§ **Required work**
In the entries below, count the lines that contain the word "What" and give only that number.

§ **Records for the task**
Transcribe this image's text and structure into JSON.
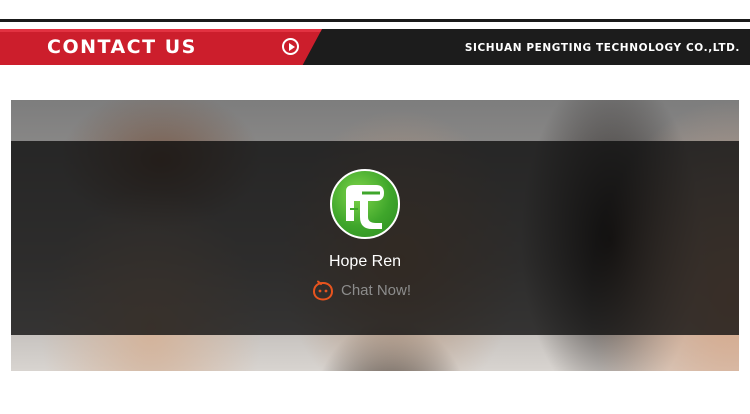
{
  "header": {
    "title": "CONTACT US",
    "play_icon": "play-circle-icon",
    "company": "SICHUAN PENGTING TECHNOLOGY CO.,LTD."
  },
  "contact": {
    "agent_name": "Hope Ren",
    "avatar_icon": "pengting-t-logo-icon",
    "chat_label": "Chat Now!",
    "chat_icon": "chat-bubble-icon"
  },
  "colors": {
    "accent_red": "#cc1e2c",
    "header_dark": "#1c1c1c",
    "avatar_green": "#3fa62b",
    "chat_orange": "#e8541e"
  }
}
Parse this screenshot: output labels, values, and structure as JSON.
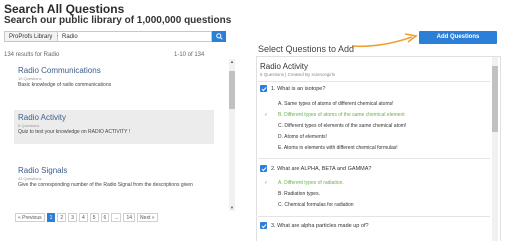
{
  "page": {
    "title": "Search All Questions",
    "subtitle": "Search our public library of 1,000,000 questions"
  },
  "search": {
    "library_label": "ProProfs Library",
    "query": "Radio",
    "icon": "search-icon"
  },
  "results": {
    "count_text": "134 results for Radio",
    "range_text": "1-10 of 134",
    "items": [
      {
        "title": "Radio Communications",
        "meta": "10 Questions",
        "desc": "Basic knowledge of radio communications"
      },
      {
        "title": "Radio Activity",
        "meta": "6 Questions",
        "desc": "Quiz to test your knowledge on RADIO ACTIVITY !"
      },
      {
        "title": "Radio Signals",
        "meta": "43 Questions",
        "desc": "Give the corresponding number of the Radio Signal from the descriptions given"
      }
    ]
  },
  "pagination": {
    "prev": "« Previous",
    "pages": [
      "1",
      "2",
      "3",
      "4",
      "5",
      "6",
      "...",
      "14"
    ],
    "next": "Next »"
  },
  "right_panel": {
    "add_button": "Add Questions",
    "heading": "Select Questions to Add",
    "quiz_title": "Radio Activity",
    "quiz_meta": "6 Questions | Created By sciencegirls",
    "questions": [
      {
        "text": "1. What is an isotope?",
        "answers": [
          "A.  Same types of atoms of different chemical atoms!",
          "B.  Different types of atoms of the same chemical element",
          "C.  Different types of elements of the same chemical atom!",
          "D.  Atoms of elements!",
          "E.  Atoms in elements with different chemical formulas!"
        ],
        "correct_index": 1
      },
      {
        "text": "2. What are ALPHA, BETA and GAMMA?",
        "answers": [
          "A.  Different types of radiation.",
          "B.  Radiation types.",
          "C.  Chemical formulas for radiation"
        ],
        "correct_index": 0
      },
      {
        "text": "3. What are alpha particles made up of?",
        "answers": [],
        "correct_index": -1
      }
    ]
  },
  "colors": {
    "accent": "#2c7fd6",
    "correct": "#6ab04c",
    "link": "#3d5d8a",
    "arrow": "#f0a030"
  }
}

§ **Answer section**
3